How would “Say-on-Purpose” work?
– “Say-on-Purpose” would entail shareholders voting every three years on a specific statement from a company.
– The statement would list the principles that would apply to trade-offs the company might make between investors and stakeholders (say, it will sacrifice profits to reduce carbon emissions) or between different stakeholders (it will decarbonize even though doing so will lead to layoffs).
This WSJ article written by Alex Edmans and Tom Gosling explain how “say-on-purpose” might work – and why companies might choose to allow shareholders to vote on such a concept. Here’s an excerpt:
So should we abandon the whole idea of purpose? Not necessarily. The trick is to find a way for companies to pursue purpose while remaining accountable to investors and ensuring that statements translate into action. Our proposal is to give investors a “say on purpose” vote, similar to the two-part “say on pay” votes that investors have in Europe.
Here is how it would work. A company issues a statement, as many already do, stating its purpose beyond profits. Importantly, it would clarify the principles that would apply to trade-offs the company might make between investors and stakeholders (say, it will sacrifice profits to reduce carbon emissions) or between different stakeholders (it will decarbonize even though doing so will lead to layoffs). Every three years, investors would have a “policy vote” on this statement, to convey whether they buy into it and the trade-offs it implies. An investor would vote against it if he or she disagrees with the priorities, or if it is so vague it gives little guidance on what the company stands for.
The statement is important, but what matters most is whether it is put into practice. Therefore, every year investors also would have an “implementation vote” on whether they are satisfied with how the company is delivering on the statement. Although both votes would be advisory, meaningful opposition would show leaders that they are off course, which could precipitate investor selling or a change in management.
Power of the approach
The power of the say-on-purpose approach is immense.
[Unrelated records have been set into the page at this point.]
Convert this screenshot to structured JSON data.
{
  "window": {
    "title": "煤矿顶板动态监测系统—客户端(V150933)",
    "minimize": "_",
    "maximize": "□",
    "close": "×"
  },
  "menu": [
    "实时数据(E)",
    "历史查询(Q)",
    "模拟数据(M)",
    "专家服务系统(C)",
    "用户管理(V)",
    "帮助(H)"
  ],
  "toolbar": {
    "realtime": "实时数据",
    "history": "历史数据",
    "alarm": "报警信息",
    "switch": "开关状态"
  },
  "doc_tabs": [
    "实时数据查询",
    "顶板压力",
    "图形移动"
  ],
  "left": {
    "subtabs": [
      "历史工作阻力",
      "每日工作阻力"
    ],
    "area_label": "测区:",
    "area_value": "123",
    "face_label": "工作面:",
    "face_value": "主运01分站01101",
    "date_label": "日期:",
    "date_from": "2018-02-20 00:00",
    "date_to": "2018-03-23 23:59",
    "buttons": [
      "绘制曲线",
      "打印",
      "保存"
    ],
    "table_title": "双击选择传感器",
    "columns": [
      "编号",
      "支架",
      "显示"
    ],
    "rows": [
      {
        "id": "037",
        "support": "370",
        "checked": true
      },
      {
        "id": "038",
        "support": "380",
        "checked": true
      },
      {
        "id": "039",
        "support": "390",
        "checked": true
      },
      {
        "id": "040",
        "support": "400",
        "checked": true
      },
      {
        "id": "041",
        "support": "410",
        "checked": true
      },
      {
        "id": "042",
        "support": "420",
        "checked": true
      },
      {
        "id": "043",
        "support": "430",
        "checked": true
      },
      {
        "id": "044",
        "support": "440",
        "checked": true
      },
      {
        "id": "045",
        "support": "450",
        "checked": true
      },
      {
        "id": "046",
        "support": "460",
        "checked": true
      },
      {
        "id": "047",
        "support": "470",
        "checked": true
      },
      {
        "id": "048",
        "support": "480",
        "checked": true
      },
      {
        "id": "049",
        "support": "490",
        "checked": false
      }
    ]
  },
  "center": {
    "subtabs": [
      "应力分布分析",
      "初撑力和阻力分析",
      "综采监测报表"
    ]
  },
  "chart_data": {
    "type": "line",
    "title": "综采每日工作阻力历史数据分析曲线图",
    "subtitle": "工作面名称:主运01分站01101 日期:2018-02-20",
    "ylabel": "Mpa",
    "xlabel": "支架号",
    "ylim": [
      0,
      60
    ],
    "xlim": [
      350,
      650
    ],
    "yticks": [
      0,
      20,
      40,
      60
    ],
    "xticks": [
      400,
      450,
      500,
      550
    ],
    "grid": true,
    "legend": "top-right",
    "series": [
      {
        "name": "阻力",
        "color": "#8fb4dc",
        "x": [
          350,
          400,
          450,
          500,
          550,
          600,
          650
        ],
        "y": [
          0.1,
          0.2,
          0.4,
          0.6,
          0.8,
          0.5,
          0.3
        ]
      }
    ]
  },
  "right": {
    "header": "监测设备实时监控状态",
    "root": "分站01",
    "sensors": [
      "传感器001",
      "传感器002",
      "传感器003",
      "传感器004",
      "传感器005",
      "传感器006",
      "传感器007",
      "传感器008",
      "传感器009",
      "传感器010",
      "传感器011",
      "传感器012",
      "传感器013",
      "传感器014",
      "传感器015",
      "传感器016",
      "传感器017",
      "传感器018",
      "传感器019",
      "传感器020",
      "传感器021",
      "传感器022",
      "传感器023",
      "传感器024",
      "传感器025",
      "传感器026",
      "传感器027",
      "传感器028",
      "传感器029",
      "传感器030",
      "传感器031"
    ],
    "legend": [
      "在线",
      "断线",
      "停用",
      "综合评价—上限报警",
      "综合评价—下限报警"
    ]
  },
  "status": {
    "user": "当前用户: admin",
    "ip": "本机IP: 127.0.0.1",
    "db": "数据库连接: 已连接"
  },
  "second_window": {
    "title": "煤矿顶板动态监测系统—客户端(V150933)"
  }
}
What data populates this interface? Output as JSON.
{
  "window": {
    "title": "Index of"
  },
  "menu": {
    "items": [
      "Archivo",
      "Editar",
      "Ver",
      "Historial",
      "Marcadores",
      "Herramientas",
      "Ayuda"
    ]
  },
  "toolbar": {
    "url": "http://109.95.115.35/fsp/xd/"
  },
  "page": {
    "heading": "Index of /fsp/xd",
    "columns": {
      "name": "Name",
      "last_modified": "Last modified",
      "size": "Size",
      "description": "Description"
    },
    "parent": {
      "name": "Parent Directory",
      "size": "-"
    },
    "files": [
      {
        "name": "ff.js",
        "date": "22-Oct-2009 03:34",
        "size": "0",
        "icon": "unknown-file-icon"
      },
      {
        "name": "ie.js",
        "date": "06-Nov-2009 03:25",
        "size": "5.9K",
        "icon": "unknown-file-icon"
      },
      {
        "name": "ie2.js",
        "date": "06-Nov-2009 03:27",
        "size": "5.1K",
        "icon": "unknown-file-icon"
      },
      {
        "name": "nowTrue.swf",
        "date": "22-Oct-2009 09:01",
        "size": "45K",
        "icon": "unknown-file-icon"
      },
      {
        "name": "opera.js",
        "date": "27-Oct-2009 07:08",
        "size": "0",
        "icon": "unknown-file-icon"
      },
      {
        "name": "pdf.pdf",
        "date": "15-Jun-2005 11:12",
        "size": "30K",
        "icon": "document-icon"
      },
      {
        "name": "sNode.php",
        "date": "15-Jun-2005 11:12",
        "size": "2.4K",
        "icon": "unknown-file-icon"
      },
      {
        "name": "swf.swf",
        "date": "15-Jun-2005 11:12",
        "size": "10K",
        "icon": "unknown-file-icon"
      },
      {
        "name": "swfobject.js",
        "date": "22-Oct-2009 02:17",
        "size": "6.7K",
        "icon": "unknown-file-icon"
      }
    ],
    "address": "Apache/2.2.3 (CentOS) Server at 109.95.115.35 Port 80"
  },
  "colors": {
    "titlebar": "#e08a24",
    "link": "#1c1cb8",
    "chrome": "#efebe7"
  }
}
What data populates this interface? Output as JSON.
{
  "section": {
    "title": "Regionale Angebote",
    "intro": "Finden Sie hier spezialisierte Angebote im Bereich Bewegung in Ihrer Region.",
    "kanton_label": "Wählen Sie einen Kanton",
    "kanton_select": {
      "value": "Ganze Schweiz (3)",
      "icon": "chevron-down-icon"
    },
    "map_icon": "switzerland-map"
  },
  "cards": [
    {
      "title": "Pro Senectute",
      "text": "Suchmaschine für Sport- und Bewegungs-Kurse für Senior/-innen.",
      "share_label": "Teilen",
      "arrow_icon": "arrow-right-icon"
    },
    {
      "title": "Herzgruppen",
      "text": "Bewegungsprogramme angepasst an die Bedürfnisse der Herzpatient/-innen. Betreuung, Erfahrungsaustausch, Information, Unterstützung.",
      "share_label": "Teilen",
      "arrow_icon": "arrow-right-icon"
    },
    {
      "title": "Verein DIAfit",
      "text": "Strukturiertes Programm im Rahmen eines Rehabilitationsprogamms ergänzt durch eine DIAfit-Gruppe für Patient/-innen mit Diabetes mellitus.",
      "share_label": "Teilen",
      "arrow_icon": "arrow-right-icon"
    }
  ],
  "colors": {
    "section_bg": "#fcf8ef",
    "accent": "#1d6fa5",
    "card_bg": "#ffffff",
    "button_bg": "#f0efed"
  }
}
First, the policy vote would give clear guidance to companies on how to make decisions that involve trade-offs, but with the legitimacy provided by investor support. In a recent paper, Oliver Hart of Harvard University and Luigi Zingales of the University of Chicago noted that investors might be willing to sacrifice some value for social objectives, and suggested that companies hold a shareholder vote on each major decision.
The problem is, companies often need to make decisions on a timely basis, such as whether to continue paying furloughed staff in a pandemic. What’s more, investors might not have capacity to vote meaningfully on multiple decisions a year. Say-on-purpose achieves the same objective but in a more practical way that retains decision rights within the board.
Second, the implementation vote will enrich the dialogue between investors and management. The power isn’t just the vote itself, but the process that investors must undergo to cast it. A common complaint is that investors focus excessively on short-term profit, but they will need to deeply scrutinize a company’s long-term value and stakeholder relationships to vote meaningfully. This feeds back into the first advantage: Knowing that investors will evaluate the company based on long-term performance, executives will have the confidence to make long-term decisions.